Saturday, 17 August 2013

Indian Timing Part 2

At the moment I'm sitting here with wires trailing from my pockets, down my legs before they curl back up and disappear into my back. They're attached to pads stuck to my skin, sending little shocks of electricity into my body. Stupidly I've managed to overstretch the muscles in one of my hips again so I'm hooked up to my TENS machine and toddling about as best I can.

When I was a missionary kid, there was one summer which sticks out in my mind. It was the summer where I seemed to spend one day a week of the long holidays in hospital. Somehow, I'd gained a "thing" for breaking my fingers. By the end of the summer, I was an expert in tearing surgical with one hand. I still have kinks in the ends of a couple of my fingers, possibly as a result of that summer.

How do you control your kids when you live in a massive building and you live in a time before mobile phones? The answer - you try. And try my parents did. At first, my Dad utilised a whistle. We still have it and it's still used. It's the same brand which are used by football referees (That's the soccer for my American readers. Hi guys!). It's loud and, over wide open spaces, you can hear it for miles.

Except that we didn't. We were kids. We had lots of wide open spaces to ignore. The last thing you're going to listen to is your Dad leaning out of a window and blowing a whistle. During our second, and longest stay, at the Lodge my parents invested in a pager (we still have that as well somewhere!). It was nicknamed The Frog due to it being green and a pain in the ass to carry. Problems? It wasn't always guaranteed to be on the person you were calling and it was stupidly expensive to call and leave a message.

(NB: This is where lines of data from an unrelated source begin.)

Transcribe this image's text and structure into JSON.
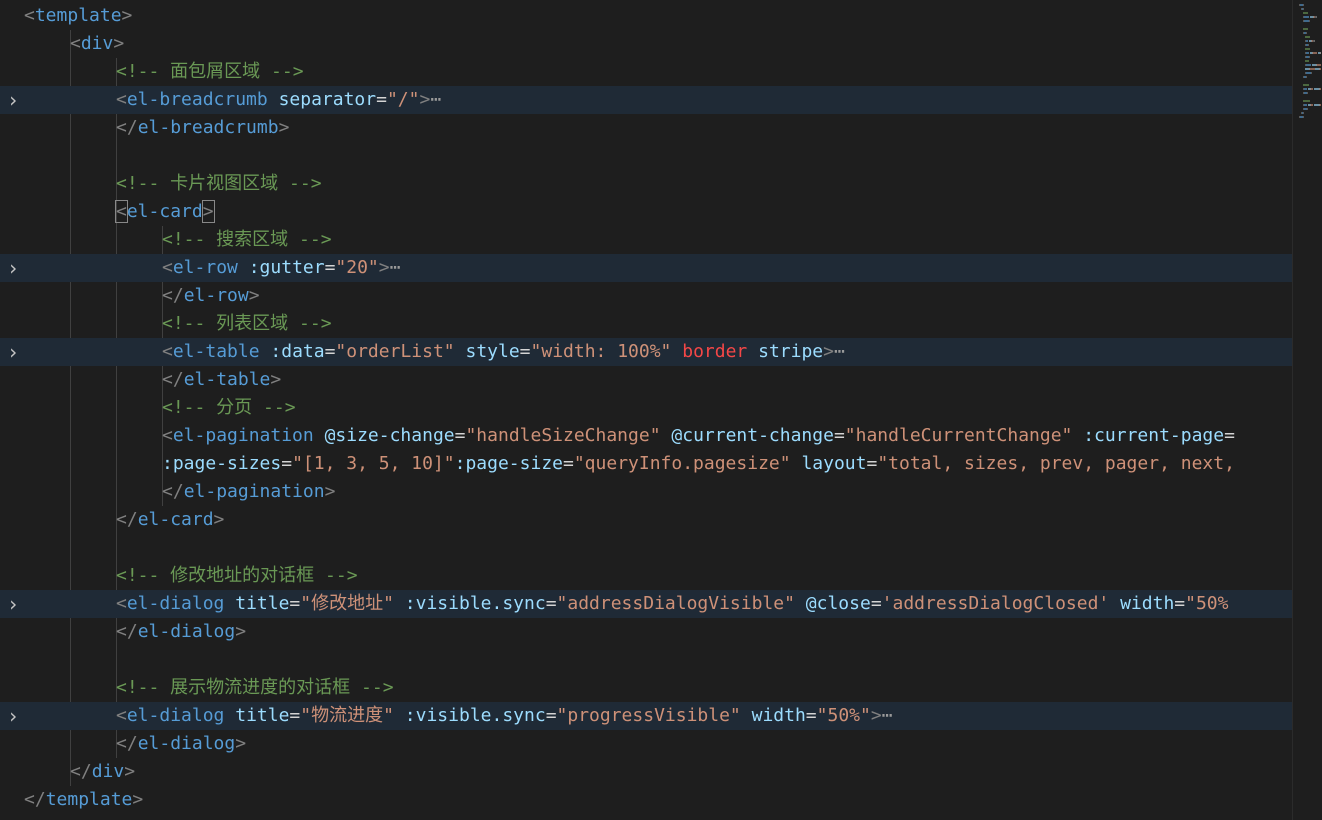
{
  "editor": {
    "language": "vue",
    "lines": [
      {
        "fold": false,
        "indent": 0,
        "tokens": [
          {
            "k": "p",
            "v": "<"
          },
          {
            "k": "t",
            "v": "template"
          },
          {
            "k": "p",
            "v": ">"
          }
        ]
      },
      {
        "fold": false,
        "indent": 1,
        "tokens": [
          {
            "k": "p",
            "v": "<"
          },
          {
            "k": "t",
            "v": "div"
          },
          {
            "k": "p",
            "v": ">"
          }
        ]
      },
      {
        "fold": false,
        "indent": 2,
        "tokens": [
          {
            "k": "c",
            "v": "<!-- 面包屑区域 -->"
          }
        ]
      },
      {
        "fold": true,
        "indent": 2,
        "tokens": [
          {
            "k": "p",
            "v": "<"
          },
          {
            "k": "t",
            "v": "el-breadcrumb"
          },
          {
            "k": "w",
            "v": " "
          },
          {
            "k": "a",
            "v": "separator"
          },
          {
            "k": "w",
            "v": "="
          },
          {
            "k": "s",
            "v": "\"/\""
          },
          {
            "k": "p",
            "v": ">"
          },
          {
            "k": "e",
            "v": "⋯"
          }
        ]
      },
      {
        "fold": false,
        "indent": 2,
        "tokens": [
          {
            "k": "p",
            "v": "</"
          },
          {
            "k": "t",
            "v": "el-breadcrumb"
          },
          {
            "k": "p",
            "v": ">"
          }
        ]
      },
      {
        "fold": false,
        "indent": 2,
        "tokens": []
      },
      {
        "fold": false,
        "indent": 2,
        "tokens": [
          {
            "k": "c",
            "v": "<!-- 卡片视图区域 -->"
          }
        ]
      },
      {
        "fold": false,
        "indent": 2,
        "tokens": [
          {
            "k": "p br",
            "v": "<"
          },
          {
            "k": "t",
            "v": "el-card"
          },
          {
            "k": "p br",
            "v": ">"
          }
        ]
      },
      {
        "fold": false,
        "indent": 3,
        "tokens": [
          {
            "k": "c",
            "v": "<!-- 搜索区域 -->"
          }
        ]
      },
      {
        "fold": true,
        "indent": 3,
        "tokens": [
          {
            "k": "p",
            "v": "<"
          },
          {
            "k": "t",
            "v": "el-row"
          },
          {
            "k": "w",
            "v": " "
          },
          {
            "k": "a",
            "v": ":gutter"
          },
          {
            "k": "w",
            "v": "="
          },
          {
            "k": "s",
            "v": "\"20\""
          },
          {
            "k": "p",
            "v": ">"
          },
          {
            "k": "e",
            "v": "⋯"
          }
        ]
      },
      {
        "fold": false,
        "indent": 3,
        "tokens": [
          {
            "k": "p",
            "v": "</"
          },
          {
            "k": "t",
            "v": "el-row"
          },
          {
            "k": "p",
            "v": ">"
          }
        ]
      },
      {
        "fold": false,
        "indent": 3,
        "tokens": [
          {
            "k": "c",
            "v": "<!-- 列表区域 -->"
          }
        ]
      },
      {
        "fold": true,
        "indent": 3,
        "tokens": [
          {
            "k": "p",
            "v": "<"
          },
          {
            "k": "t",
            "v": "el-table"
          },
          {
            "k": "w",
            "v": " "
          },
          {
            "k": "a",
            "v": ":data"
          },
          {
            "k": "w",
            "v": "="
          },
          {
            "k": "s",
            "v": "\"orderList\""
          },
          {
            "k": "w",
            "v": " "
          },
          {
            "k": "a",
            "v": "style"
          },
          {
            "k": "w",
            "v": "="
          },
          {
            "k": "s",
            "v": "\"width: 100%\""
          },
          {
            "k": "w",
            "v": " "
          },
          {
            "k": "r",
            "v": "border"
          },
          {
            "k": "w",
            "v": " "
          },
          {
            "k": "a",
            "v": "stripe"
          },
          {
            "k": "p",
            "v": ">"
          },
          {
            "k": "e",
            "v": "⋯"
          }
        ]
      },
      {
        "fold": false,
        "indent": 3,
        "tokens": [
          {
            "k": "p",
            "v": "</"
          },
          {
            "k": "t",
            "v": "el-table"
          },
          {
            "k": "p",
            "v": ">"
          }
        ]
      },
      {
        "fold": false,
        "indent": 3,
        "tokens": [
          {
            "k": "c",
            "v": "<!-- 分页 -->"
          }
        ]
      },
      {
        "fold": false,
        "indent": 3,
        "tokens": [
          {
            "k": "p",
            "v": "<"
          },
          {
            "k": "t",
            "v": "el-pagination"
          },
          {
            "k": "w",
            "v": " "
          },
          {
            "k": "a",
            "v": "@size-change"
          },
          {
            "k": "w",
            "v": "="
          },
          {
            "k": "s",
            "v": "\"handleSizeChange\""
          },
          {
            "k": "w",
            "v": " "
          },
          {
            "k": "a",
            "v": "@current-change"
          },
          {
            "k": "w",
            "v": "="
          },
          {
            "k": "s",
            "v": "\"handleCurrentChange\""
          },
          {
            "k": "w",
            "v": " "
          },
          {
            "k": "a",
            "v": ":current-page"
          },
          {
            "k": "w",
            "v": "="
          }
        ]
      },
      {
        "fold": false,
        "indent": 3,
        "tokens": [
          {
            "k": "a",
            "v": ":page-sizes"
          },
          {
            "k": "w",
            "v": "="
          },
          {
            "k": "s",
            "v": "\"[1, 3, 5, 10]\""
          },
          {
            "k": "a",
            "v": ":page-size"
          },
          {
            "k": "w",
            "v": "="
          },
          {
            "k": "s",
            "v": "\"queryInfo.pagesize\""
          },
          {
            "k": "w",
            "v": " "
          },
          {
            "k": "a",
            "v": "layout"
          },
          {
            "k": "w",
            "v": "="
          },
          {
            "k": "s",
            "v": "\"total, sizes, prev, pager, next,"
          }
        ]
      },
      {
        "fold": false,
        "indent": 3,
        "tokens": [
          {
            "k": "p",
            "v": "</"
          },
          {
            "k": "t",
            "v": "el-pagination"
          },
          {
            "k": "p",
            "v": ">"
          }
        ]
      },
      {
        "fold": false,
        "indent": 2,
        "tokens": [
          {
            "k": "p",
            "v": "</"
          },
          {
            "k": "t",
            "v": "el-card"
          },
          {
            "k": "p",
            "v": ">"
          }
        ]
      },
      {
        "fold": false,
        "indent": 2,
        "tokens": []
      },
      {
        "fold": false,
        "indent": 2,
        "tokens": [
          {
            "k": "c",
            "v": "<!-- 修改地址的对话框 -->"
          }
        ]
      },
      {
        "fold": true,
        "indent": 2,
        "tokens": [
          {
            "k": "p",
            "v": "<"
          },
          {
            "k": "t",
            "v": "el-dialog"
          },
          {
            "k": "w",
            "v": " "
          },
          {
            "k": "a",
            "v": "title"
          },
          {
            "k": "w",
            "v": "="
          },
          {
            "k": "s",
            "v": "\"修改地址\""
          },
          {
            "k": "w",
            "v": " "
          },
          {
            "k": "a",
            "v": ":visible.sync"
          },
          {
            "k": "w",
            "v": "="
          },
          {
            "k": "s",
            "v": "\"addressDialogVisible\""
          },
          {
            "k": "w",
            "v": " "
          },
          {
            "k": "a",
            "v": "@close"
          },
          {
            "k": "w",
            "v": "="
          },
          {
            "k": "s",
            "v": "'addressDialogClosed'"
          },
          {
            "k": "w",
            "v": " "
          },
          {
            "k": "a",
            "v": "width"
          },
          {
            "k": "w",
            "v": "="
          },
          {
            "k": "s",
            "v": "\"50%"
          }
        ]
      },
      {
        "fold": false,
        "indent": 2,
        "tokens": [
          {
            "k": "p",
            "v": "</"
          },
          {
            "k": "t",
            "v": "el-dialog"
          },
          {
            "k": "p",
            "v": ">"
          }
        ]
      },
      {
        "fold": false,
        "indent": 2,
        "tokens": []
      },
      {
        "fold": false,
        "indent": 2,
        "tokens": [
          {
            "k": "c",
            "v": "<!-- 展示物流进度的对话框 -->"
          }
        ]
      },
      {
        "fold": true,
        "indent": 2,
        "tokens": [
          {
            "k": "p",
            "v": "<"
          },
          {
            "k": "t",
            "v": "el-dialog"
          },
          {
            "k": "w",
            "v": " "
          },
          {
            "k": "a",
            "v": "title"
          },
          {
            "k": "w",
            "v": "="
          },
          {
            "k": "s",
            "v": "\"物流进度\""
          },
          {
            "k": "w",
            "v": " "
          },
          {
            "k": "a",
            "v": ":visible.sync"
          },
          {
            "k": "w",
            "v": "="
          },
          {
            "k": "s",
            "v": "\"progressVisible\""
          },
          {
            "k": "w",
            "v": " "
          },
          {
            "k": "a",
            "v": "width"
          },
          {
            "k": "w",
            "v": "="
          },
          {
            "k": "s",
            "v": "\"50%\""
          },
          {
            "k": "p",
            "v": ">"
          },
          {
            "k": "e",
            "v": "⋯"
          }
        ]
      },
      {
        "fold": false,
        "indent": 2,
        "tokens": [
          {
            "k": "p",
            "v": "</"
          },
          {
            "k": "t",
            "v": "el-dialog"
          },
          {
            "k": "p",
            "v": ">"
          }
        ]
      },
      {
        "fold": false,
        "indent": 1,
        "tokens": [
          {
            "k": "p",
            "v": "</"
          },
          {
            "k": "t",
            "v": "div"
          },
          {
            "k": "p",
            "v": ">"
          }
        ]
      },
      {
        "fold": false,
        "indent": 0,
        "tokens": [
          {
            "k": "p",
            "v": "</"
          },
          {
            "k": "t",
            "v": "template"
          },
          {
            "k": "p",
            "v": ">"
          }
        ]
      }
    ],
    "fold_icon": "chevron-right-icon"
  }
}
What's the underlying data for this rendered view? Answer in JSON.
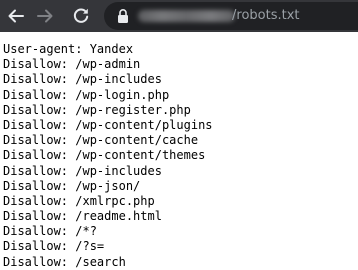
{
  "browser": {
    "address_bar": {
      "path": "/robots.txt"
    }
  },
  "document": {
    "lines": [
      "User-agent: Yandex",
      "Disallow: /wp-admin",
      "Disallow: /wp-includes",
      "Disallow: /wp-login.php",
      "Disallow: /wp-register.php",
      "Disallow: /wp-content/plugins",
      "Disallow: /wp-content/cache",
      "Disallow: /wp-content/themes",
      "Disallow: /wp-includes",
      "Disallow: /wp-json/",
      "Disallow: /xmlrpc.php",
      "Disallow: /readme.html",
      "Disallow: /*?",
      "Disallow: /?s=",
      "Disallow: /search"
    ]
  }
}
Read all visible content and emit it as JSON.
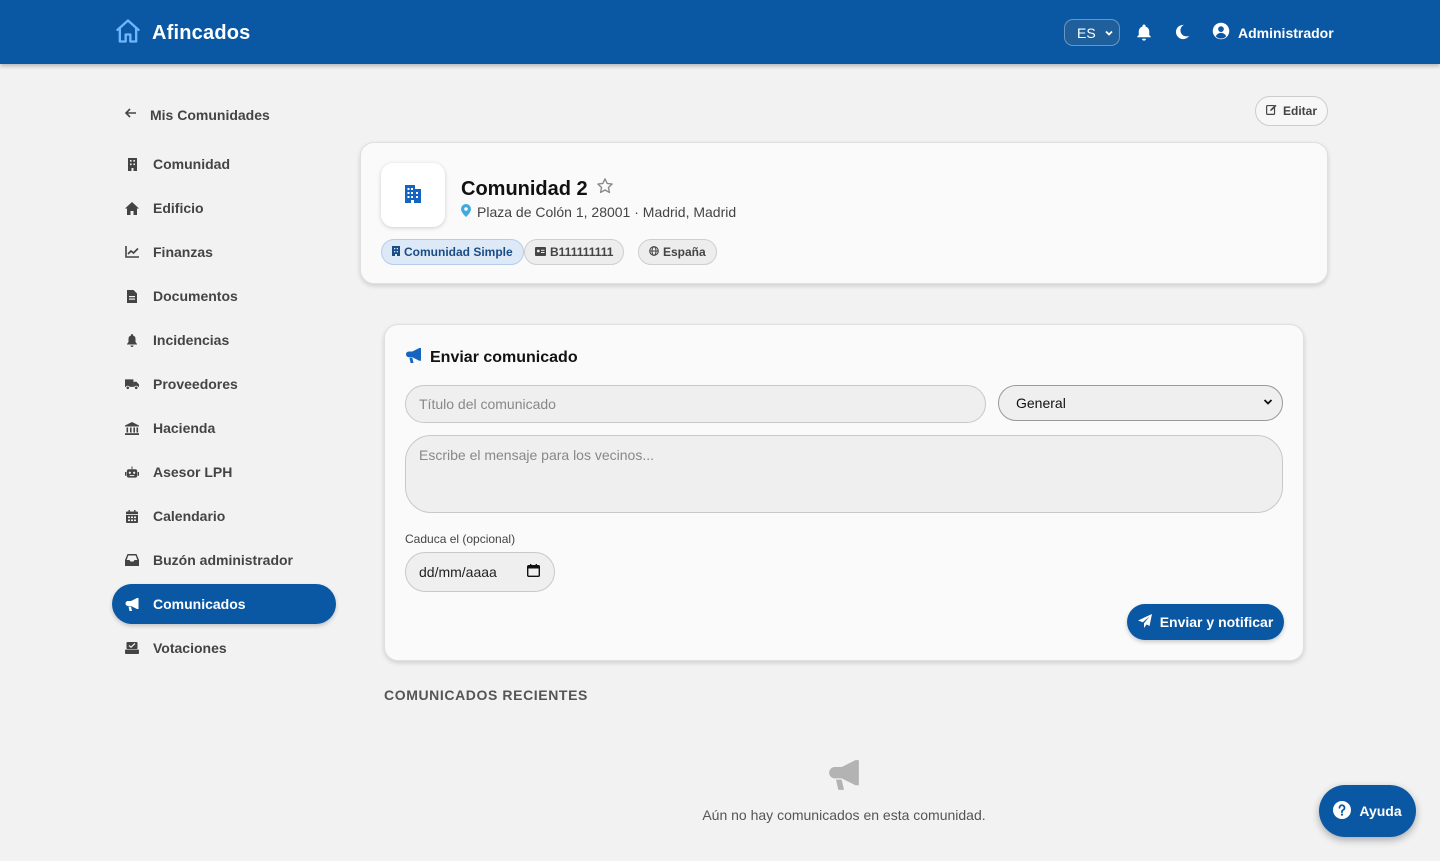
{
  "header": {
    "brand": "Afincados",
    "language": "ES",
    "user_name": "Administrador"
  },
  "sidebar": {
    "back_label": "Mis Comunidades",
    "items": [
      {
        "label": "Comunidad",
        "icon": "building-icon"
      },
      {
        "label": "Edificio",
        "icon": "home-icon"
      },
      {
        "label": "Finanzas",
        "icon": "chart-line-icon"
      },
      {
        "label": "Documentos",
        "icon": "file-icon"
      },
      {
        "label": "Incidencias",
        "icon": "bell-icon"
      },
      {
        "label": "Proveedores",
        "icon": "truck-icon"
      },
      {
        "label": "Hacienda",
        "icon": "bank-icon"
      },
      {
        "label": "Asesor LPH",
        "icon": "robot-icon"
      },
      {
        "label": "Calendario",
        "icon": "calendar-icon"
      },
      {
        "label": "Buzón administrador",
        "icon": "inbox-icon"
      },
      {
        "label": "Comunicados",
        "icon": "megaphone-icon",
        "active": true
      },
      {
        "label": "Votaciones",
        "icon": "vote-icon"
      }
    ]
  },
  "toolbar": {
    "edit_label": "Editar"
  },
  "community": {
    "name": "Comunidad 2",
    "address": "Plaza de Colón 1, 28001 · Madrid, Madrid",
    "chips": {
      "type": "Comunidad Simple",
      "cif": "B111111111",
      "country": "España"
    }
  },
  "send_form": {
    "title": "Enviar comunicado",
    "title_placeholder": "Título del comunicado",
    "category_selected": "General",
    "message_placeholder": "Escribe el mensaje para los vecinos...",
    "expiry_label": "Caduca el (opcional)",
    "date_placeholder": "dd/mm/aaaa",
    "submit_label": "Enviar y notificar"
  },
  "recent": {
    "title": "COMUNICADOS RECIENTES",
    "empty_text": "Aún no hay comunicados en esta comunidad."
  },
  "help": {
    "label": "Ayuda"
  },
  "colors": {
    "primary": "#0a58a4",
    "accent_icon": "#1565c0",
    "background": "#f2f2f2"
  }
}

Eventually my parents all but gave up. My Dad is the king of lingering threats and you didn't mess with him. If he told you to be back by 9pm, dammit, you were back by 9pm! He has "A Look" which still puts the fear of God in us, although these days it's more likely to make us laugh.

As a kid with this huge place to explore, you didn't want to sleep. There were too many interesting stories to hear, to many awesome pictures to see and, in most cases, too much incredible food to eat. It's a good job we had all of that wide open space to run around in because, damn, we met some awesome cooks! One of my favourite foods was cooked by a lady who now lives in South Africa. She cooked this incredible peanut sauce. Horrifically fattening but it didn't matter. It was a little slice of heaven.

I've just asked my Dad "How did you keep tabs on us while we were at the Lodge?".
He thought about it for a moment before replying, "We didn't."

You can read the first part of this series at Indian Timing. At some point, I'll go in to the attic, find all the photos, and scan them in for you. Thank you so much for reading!

1 comment:

  1. It was the same way when I was growing up in the mountains. We stayed in the woods all day, and knew to be home by dark. The only people we would run into in the woods was our own kin who lived around. If Grandma wanted us home, she would stand on front porch and holler. That carried thru the mountains and we heard it EVERYWHERE. I hope your back is better soon. Strange that I have been having bad lower back pain at same time, tho it seems on the mend.